PROGRAMME FOR RURAL IRRIGATION DEVELOPMENT
PRIDE intends to contribute to the resilience of smallholder communities. Its goal is to reduce vulnerability to food insecurity, to climate change effects and to the vagaries of the market. The Programme Development Objectives is to enable smallholder farmers to sustainably enhance their production levels to such a degree that they can provide for their household nutritional demands and deliver produce to viable markets.
The main thrust of PRIDE is to develop new irrigation schemes, enabling smallholder farmers to transition from low to high value crops and from subsistence to commercial farming.
PRIDE PLANNING AND OPERATIONS
All farmers in the schemes are expected to be members of a Water User Association (WUA) which are expected to manage operations of the scheme. In each WUA, the members should have secure land tenure through a medium to long term lease or granting of a permanent customary user right. PRIDE is adopting a catchment approach to irrigation, which entails an integrated approach to mitigate land degradation and increase production in upstream rain-fed areas while at the same time protecting irrigation assets downstream.
To achieve this, PRIDE has targeted “hot spots” to mitigate land degradation in the catchment area of each scheme. PRIDE is supporting the implementation of sustainable soil and water management techniques using the catchment approach. Village Level Action Plans (VLAPS) and Catchment Management Plans have been developed for each scheme cluster with the participation of farmers. This approach is expected to increase the water buffer capacity of the catchment and consequently increasing resilience to climatic risks.
This sub-component targets the preparation stage for all investments (including component 2) in the scheme cluster areas. This includes land agreements for irrigation development, operation and maintenance of irrigation schemes by WUAs as well as the WUA establishment. Specifically, all activities to achieving a prior and informed consent by landowners for irrigation investment through PRIDE are executed under this sub-component. In the 2018-19 Financial Year (FY), preliminary participatory land agreements for irrigation development with the beneficiary communities were signed in the following irrigation sites: Matoponi and Mlooka in Zomba Witimba (Marko) and Mafinga Hills in Chitipa Kasimba, Mwenilondo and Kasano in Karonga Chipofya in Rumphi Nkhulambe in Phalombe
The main focus of this sub-component is the development of 15 irrigation schemes, covering about 5,200 hectares. Investments in this sub-component are guided by the Irrigation Master Plan and Investment Framework (IMPIF). Environmental and Social Impacts Assessments and related management plans will be carried out in all the target areas upon screening exercise indicating this need. These safeguard studies will be carried out under this component to determine environmental safeguard measures that will require to be integrated into the schemes
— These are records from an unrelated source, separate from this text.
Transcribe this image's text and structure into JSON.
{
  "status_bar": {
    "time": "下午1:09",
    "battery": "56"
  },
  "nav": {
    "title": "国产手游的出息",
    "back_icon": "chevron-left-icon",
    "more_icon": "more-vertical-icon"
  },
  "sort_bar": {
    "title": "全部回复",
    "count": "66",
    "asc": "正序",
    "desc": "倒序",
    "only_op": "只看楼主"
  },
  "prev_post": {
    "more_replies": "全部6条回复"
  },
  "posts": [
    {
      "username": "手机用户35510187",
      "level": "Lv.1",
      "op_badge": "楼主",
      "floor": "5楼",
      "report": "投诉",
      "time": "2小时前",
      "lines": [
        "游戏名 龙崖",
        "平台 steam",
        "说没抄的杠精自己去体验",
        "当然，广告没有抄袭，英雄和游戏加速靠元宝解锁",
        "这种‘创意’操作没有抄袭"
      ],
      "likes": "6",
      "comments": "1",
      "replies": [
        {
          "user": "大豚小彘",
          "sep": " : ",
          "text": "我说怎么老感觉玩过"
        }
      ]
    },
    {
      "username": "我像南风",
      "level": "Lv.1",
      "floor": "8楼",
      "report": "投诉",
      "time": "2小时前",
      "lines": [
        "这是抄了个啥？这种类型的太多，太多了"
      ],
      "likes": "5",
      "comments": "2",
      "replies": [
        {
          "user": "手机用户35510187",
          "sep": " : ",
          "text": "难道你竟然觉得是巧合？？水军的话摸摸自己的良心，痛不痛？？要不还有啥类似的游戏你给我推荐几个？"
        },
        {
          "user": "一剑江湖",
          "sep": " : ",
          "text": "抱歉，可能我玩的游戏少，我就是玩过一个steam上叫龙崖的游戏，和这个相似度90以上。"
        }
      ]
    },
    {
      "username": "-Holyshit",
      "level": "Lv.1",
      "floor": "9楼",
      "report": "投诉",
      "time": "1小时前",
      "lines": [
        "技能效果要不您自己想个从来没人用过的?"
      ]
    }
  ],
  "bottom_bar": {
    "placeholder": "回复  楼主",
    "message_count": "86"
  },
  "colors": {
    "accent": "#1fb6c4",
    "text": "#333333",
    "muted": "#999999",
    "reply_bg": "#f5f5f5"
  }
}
Intense rains on land without sufficient soil erosion deterrents often lead to floods and accentuate land degradation. Based on the outcomes of studies in various catchments, soil loss is estimated to average a staggering 20 onnes/ha/annum in Malawi. This contributes to a reduction in crop yields of more than 4% per year. This sub- mponent is aimed at conserving soil and reducing excess soil run-off for the sustainability of the irrigation investments under PRIDE. The specific sub-component goal is to have 40% of the land that was classified as eroded or erosion-prone eclassified as not at-risk in the target catchments.
This sub-component focuses on training of smallholder farmers on good agricultural practices on both rain-fed and irrigated land in the target areas. Further, documentation of GAPs and training of extension staff and lead farmers on GAPs are all covered within this sub-component
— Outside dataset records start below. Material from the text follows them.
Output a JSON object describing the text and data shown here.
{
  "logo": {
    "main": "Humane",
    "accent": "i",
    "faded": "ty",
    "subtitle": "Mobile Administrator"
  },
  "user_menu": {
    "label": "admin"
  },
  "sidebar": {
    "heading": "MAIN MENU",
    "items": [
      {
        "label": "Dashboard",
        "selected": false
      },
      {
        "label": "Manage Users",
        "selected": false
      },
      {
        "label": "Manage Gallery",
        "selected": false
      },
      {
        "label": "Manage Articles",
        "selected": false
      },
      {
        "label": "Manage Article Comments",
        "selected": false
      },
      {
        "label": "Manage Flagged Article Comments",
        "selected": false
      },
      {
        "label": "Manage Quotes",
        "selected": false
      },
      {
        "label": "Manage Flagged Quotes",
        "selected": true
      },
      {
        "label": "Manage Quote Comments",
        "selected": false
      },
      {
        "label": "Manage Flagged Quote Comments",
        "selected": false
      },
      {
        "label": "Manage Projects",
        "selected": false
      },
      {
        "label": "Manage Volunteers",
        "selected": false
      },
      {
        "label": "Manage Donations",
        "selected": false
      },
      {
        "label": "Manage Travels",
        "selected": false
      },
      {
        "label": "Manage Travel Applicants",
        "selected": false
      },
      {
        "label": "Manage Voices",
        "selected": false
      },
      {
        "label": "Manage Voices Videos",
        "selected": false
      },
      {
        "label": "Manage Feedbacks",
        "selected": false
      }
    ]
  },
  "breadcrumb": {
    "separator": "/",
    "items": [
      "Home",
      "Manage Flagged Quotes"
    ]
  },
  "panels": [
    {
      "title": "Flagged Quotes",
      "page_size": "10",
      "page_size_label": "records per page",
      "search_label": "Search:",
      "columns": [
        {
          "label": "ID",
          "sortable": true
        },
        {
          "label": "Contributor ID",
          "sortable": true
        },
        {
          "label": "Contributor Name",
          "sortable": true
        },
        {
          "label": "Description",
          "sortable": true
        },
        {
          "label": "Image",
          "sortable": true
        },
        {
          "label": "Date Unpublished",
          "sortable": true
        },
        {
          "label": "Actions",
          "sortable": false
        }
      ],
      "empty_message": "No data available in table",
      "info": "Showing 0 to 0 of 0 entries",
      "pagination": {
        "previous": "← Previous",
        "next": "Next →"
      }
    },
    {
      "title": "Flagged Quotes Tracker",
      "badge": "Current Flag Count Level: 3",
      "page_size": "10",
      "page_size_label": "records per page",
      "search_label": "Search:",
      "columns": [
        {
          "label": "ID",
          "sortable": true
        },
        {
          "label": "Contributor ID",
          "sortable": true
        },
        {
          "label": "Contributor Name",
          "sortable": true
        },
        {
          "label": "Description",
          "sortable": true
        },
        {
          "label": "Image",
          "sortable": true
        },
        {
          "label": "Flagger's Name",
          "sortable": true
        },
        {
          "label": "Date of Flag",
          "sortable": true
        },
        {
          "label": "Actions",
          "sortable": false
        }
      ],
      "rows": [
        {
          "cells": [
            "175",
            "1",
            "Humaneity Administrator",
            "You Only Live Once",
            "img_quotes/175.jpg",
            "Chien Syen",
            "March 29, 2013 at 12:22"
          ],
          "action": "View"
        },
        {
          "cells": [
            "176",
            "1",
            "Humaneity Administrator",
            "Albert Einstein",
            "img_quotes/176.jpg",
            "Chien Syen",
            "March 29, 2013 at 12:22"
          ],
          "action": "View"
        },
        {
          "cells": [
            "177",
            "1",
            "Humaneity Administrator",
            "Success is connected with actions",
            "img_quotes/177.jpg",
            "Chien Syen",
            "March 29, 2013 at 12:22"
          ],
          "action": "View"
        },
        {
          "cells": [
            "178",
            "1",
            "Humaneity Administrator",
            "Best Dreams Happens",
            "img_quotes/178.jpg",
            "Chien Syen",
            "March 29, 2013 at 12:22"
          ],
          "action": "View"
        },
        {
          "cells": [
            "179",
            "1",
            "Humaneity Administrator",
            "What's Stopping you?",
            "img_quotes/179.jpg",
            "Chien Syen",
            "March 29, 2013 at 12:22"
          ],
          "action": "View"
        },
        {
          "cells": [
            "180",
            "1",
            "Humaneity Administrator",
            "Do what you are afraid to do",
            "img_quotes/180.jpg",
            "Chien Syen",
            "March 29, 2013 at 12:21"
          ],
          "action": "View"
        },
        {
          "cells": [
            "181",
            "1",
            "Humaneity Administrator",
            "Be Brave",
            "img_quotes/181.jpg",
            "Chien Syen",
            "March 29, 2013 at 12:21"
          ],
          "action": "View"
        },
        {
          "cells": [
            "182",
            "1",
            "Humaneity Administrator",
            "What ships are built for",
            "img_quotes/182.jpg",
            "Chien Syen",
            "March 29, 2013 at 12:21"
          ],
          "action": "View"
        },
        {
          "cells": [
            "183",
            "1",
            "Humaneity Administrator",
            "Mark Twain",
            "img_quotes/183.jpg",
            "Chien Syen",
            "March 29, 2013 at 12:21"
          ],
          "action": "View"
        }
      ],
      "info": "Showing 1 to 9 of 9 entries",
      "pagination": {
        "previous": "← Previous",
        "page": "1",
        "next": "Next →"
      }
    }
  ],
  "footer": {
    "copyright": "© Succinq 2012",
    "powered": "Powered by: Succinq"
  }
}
This sub-component complements sub-component 2.1 in that, upon enhanced productive capacities of the farmers, the smallholder farmers are thereafter linked to improved markets to increase their income for their livelihoods. The key outcomes and outputs under this sub-component include:- 15,000 smallholder farmers trained in production, post –production, processing and marketing Six commodity platforms established and continued by their members Six product-market combinations selected, researched and documented Twelve viable business cases submitted by private sector agencies aimed to better link markets to irrigated production
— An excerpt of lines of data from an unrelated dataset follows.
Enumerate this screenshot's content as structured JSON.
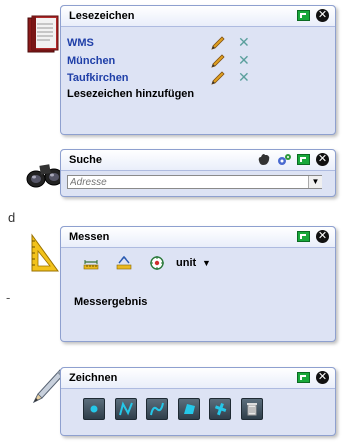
{
  "colors": {
    "accent_blue": "#1f3fa8",
    "panel_bg": "#dde3f4",
    "border": "#8ea0cf",
    "minimize_green": "#18a83a"
  },
  "bookmarks": {
    "title": "Lesezeichen",
    "items": [
      {
        "label": "WMS"
      },
      {
        "label": "München"
      },
      {
        "label": "Taufkirchen"
      }
    ],
    "add_label": "Lesezeichen hinzufügen",
    "icons": [
      "book-icon",
      "pencil-icon",
      "x-icon",
      "minimize-icon",
      "close-icon"
    ]
  },
  "search": {
    "title": "Suche",
    "placeholder": "Adresse",
    "icons": [
      "binoculars-icon",
      "hand-icon",
      "settings-icon",
      "minimize-icon",
      "close-icon"
    ]
  },
  "measure": {
    "title": "Messen",
    "unit_label": "unit",
    "result_label": "Messergebnis",
    "icons": [
      "ruler-triangle-icon",
      "measure-distance-icon",
      "measure-area-icon",
      "measure-point-icon"
    ]
  },
  "draw": {
    "title": "Zeichnen",
    "tools": [
      "point-tool-icon",
      "line-tool-icon",
      "curve-tool-icon",
      "polygon-tool-icon",
      "edit-tool-icon",
      "trash-icon"
    ]
  },
  "background_text": {
    "left_letter": "d"
  }
}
Child stunting and anemia are endemic in Malawi and their reduction has so far – despite macroeconomic progress – been sluggish. PRIDE intends to contribute to scaling-up nutrition (SUN) by a combination of actions. These efforts aim to reduce child stunting by 80% at the end of the Programme period. PRIDE plans to impact on reduced levels of child stunting through integrating nutrition aspects in the GAPs that it promotes, by addressing homestead nutrition opportunities and by linking nutrition education to the introduction of improved cooking stoves. It is theorized that time savings from fuel wood collection can be (partially) used to improve the process of food preparation itself. Under this sub-component, PRIDE aims to train 15,000 women on various aspects of nutrition. Efforts to improve utilization of improved cooking stoves and enhanced availability of spare parts of improved cooking stoves on local markets serving the scheme cluster areas will also be pursued under this sub-component.